Across these entries, report how many lines include the string "only", with nothing but the number.

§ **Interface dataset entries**
───

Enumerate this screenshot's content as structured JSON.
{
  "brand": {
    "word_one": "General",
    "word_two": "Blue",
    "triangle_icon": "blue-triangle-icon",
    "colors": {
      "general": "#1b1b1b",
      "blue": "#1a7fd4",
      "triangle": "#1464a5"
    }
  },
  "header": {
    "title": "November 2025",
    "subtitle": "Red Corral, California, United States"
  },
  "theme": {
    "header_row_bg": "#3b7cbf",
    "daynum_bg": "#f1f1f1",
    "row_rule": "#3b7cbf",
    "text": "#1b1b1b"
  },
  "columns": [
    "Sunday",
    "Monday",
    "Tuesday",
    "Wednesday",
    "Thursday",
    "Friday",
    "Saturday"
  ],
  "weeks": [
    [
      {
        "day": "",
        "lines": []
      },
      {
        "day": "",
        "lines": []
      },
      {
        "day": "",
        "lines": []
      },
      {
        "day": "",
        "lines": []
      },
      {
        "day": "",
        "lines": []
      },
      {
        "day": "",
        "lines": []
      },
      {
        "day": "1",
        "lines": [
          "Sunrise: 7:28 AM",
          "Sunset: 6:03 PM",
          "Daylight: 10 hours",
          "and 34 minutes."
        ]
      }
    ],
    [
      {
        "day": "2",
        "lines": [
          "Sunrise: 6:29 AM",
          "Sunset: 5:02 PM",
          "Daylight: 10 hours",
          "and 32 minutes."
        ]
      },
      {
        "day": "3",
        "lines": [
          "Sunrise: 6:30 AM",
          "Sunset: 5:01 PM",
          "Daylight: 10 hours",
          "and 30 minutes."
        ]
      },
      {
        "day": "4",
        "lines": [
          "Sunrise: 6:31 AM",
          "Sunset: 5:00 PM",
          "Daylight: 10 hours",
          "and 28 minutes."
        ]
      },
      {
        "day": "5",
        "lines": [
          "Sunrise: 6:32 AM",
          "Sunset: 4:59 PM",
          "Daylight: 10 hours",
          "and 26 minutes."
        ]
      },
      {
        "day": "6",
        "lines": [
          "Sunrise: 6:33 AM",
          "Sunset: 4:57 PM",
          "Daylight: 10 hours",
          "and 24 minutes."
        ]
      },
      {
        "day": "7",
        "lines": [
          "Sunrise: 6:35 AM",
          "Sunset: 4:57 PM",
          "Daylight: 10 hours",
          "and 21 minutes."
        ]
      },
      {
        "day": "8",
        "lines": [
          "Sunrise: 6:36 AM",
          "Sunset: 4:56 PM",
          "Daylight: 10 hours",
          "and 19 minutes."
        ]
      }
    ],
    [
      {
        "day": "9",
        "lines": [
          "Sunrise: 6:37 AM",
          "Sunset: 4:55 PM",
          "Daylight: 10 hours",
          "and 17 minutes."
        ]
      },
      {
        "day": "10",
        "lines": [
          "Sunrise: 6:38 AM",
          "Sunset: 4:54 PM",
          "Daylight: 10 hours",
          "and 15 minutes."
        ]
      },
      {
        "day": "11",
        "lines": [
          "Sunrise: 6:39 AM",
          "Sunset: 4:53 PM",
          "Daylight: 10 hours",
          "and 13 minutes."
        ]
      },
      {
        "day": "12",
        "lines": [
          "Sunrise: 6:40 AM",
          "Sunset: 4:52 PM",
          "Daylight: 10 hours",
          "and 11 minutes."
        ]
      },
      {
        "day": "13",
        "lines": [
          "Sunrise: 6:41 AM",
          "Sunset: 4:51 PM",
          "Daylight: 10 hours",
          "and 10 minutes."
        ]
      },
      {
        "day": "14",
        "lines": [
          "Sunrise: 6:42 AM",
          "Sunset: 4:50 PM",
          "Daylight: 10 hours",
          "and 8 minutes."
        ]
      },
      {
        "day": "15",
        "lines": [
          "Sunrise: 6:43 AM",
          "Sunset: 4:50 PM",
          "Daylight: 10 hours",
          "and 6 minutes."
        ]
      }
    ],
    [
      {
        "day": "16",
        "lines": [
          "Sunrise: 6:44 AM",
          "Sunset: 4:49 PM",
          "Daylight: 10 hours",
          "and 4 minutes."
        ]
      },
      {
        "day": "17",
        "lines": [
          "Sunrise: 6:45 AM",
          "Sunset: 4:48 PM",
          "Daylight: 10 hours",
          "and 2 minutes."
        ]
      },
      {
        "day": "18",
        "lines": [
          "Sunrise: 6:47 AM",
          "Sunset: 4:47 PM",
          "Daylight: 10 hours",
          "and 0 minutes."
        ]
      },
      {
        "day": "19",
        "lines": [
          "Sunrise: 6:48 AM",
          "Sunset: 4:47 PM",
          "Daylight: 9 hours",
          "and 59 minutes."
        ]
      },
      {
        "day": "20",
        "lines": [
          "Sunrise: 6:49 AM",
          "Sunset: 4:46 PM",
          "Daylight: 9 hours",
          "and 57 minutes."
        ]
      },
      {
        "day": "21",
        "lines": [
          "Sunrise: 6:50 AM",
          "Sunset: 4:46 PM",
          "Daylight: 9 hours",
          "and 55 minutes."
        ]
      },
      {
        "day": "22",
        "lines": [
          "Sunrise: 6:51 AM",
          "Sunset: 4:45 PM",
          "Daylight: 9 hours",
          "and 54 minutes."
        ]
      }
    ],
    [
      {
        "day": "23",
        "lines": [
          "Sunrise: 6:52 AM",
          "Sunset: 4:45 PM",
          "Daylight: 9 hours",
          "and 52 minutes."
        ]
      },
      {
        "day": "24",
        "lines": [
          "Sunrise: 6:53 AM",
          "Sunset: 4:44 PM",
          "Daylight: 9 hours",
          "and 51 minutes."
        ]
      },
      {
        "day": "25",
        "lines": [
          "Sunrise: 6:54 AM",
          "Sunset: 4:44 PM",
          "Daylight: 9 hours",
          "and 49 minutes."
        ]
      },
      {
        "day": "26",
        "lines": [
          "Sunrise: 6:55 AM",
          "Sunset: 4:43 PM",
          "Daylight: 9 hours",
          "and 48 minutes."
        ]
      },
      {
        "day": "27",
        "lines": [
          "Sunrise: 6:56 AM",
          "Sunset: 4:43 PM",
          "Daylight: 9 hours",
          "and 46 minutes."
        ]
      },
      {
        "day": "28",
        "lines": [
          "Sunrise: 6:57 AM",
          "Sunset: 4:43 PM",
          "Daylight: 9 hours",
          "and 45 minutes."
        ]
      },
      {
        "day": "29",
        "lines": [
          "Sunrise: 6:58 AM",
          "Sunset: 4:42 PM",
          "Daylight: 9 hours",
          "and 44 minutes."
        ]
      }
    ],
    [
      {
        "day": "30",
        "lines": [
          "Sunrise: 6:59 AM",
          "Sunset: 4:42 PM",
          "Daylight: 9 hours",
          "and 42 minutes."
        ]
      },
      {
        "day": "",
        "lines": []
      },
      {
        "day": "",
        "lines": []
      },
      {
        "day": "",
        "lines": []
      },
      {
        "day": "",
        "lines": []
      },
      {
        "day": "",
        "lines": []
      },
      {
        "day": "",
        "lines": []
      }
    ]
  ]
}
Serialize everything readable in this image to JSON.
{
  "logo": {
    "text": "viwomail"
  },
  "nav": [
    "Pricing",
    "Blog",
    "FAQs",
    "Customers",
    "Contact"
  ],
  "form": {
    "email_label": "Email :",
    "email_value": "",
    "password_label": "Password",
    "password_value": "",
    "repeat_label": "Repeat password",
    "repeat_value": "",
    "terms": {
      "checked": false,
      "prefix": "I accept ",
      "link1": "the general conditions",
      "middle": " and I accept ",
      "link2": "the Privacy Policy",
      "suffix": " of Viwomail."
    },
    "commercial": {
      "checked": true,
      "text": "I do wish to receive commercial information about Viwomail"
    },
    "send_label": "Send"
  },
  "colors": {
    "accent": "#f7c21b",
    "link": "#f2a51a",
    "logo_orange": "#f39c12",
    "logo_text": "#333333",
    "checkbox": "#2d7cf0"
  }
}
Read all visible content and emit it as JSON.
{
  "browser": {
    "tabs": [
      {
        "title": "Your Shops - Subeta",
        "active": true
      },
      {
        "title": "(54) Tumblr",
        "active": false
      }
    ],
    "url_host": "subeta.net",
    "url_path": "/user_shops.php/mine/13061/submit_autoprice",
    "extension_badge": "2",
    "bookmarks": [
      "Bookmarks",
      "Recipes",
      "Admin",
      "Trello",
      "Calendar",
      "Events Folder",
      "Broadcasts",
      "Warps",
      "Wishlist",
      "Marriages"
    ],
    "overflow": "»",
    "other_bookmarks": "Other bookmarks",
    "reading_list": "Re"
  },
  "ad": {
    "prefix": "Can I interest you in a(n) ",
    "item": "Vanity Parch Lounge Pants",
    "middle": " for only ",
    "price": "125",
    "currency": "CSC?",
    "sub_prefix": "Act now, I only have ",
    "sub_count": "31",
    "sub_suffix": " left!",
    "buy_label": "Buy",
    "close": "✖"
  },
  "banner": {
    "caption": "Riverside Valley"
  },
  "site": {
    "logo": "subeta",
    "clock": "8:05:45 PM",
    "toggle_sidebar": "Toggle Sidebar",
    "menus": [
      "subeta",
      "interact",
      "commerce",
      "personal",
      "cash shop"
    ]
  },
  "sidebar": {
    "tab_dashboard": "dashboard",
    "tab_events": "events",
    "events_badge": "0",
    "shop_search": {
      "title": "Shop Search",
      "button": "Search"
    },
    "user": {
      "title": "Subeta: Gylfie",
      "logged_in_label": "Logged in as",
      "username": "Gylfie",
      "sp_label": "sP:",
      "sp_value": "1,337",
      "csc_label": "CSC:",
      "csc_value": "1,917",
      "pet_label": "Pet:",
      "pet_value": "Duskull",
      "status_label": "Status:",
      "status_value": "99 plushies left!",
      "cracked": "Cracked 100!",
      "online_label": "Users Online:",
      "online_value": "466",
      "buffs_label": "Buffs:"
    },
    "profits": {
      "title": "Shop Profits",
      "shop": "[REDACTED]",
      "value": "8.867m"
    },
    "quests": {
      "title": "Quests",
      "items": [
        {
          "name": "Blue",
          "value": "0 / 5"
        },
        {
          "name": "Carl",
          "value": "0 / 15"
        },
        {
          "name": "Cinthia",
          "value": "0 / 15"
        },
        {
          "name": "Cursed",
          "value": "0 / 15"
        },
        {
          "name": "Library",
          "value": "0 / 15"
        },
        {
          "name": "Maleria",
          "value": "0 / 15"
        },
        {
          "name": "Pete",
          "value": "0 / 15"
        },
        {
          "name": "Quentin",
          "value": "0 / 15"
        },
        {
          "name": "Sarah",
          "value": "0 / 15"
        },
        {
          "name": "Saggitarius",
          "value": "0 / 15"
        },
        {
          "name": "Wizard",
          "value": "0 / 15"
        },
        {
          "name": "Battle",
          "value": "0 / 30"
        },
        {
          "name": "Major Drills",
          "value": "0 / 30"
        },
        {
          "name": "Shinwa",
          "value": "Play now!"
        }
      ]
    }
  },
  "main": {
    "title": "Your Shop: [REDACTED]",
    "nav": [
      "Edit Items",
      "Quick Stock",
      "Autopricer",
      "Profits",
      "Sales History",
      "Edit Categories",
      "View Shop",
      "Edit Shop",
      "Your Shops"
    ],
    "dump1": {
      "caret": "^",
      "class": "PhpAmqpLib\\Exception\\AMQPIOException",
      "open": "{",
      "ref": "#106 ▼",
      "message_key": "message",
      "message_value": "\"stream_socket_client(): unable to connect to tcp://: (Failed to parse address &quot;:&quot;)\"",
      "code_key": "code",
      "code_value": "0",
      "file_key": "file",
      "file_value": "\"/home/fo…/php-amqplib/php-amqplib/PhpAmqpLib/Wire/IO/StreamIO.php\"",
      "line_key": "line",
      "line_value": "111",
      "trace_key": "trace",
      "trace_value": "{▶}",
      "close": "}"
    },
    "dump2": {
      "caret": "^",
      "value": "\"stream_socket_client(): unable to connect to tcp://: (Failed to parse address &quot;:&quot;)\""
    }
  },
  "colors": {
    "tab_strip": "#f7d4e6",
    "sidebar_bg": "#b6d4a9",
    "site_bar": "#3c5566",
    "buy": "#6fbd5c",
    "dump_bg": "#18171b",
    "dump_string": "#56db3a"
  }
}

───

§ **Expected output**
2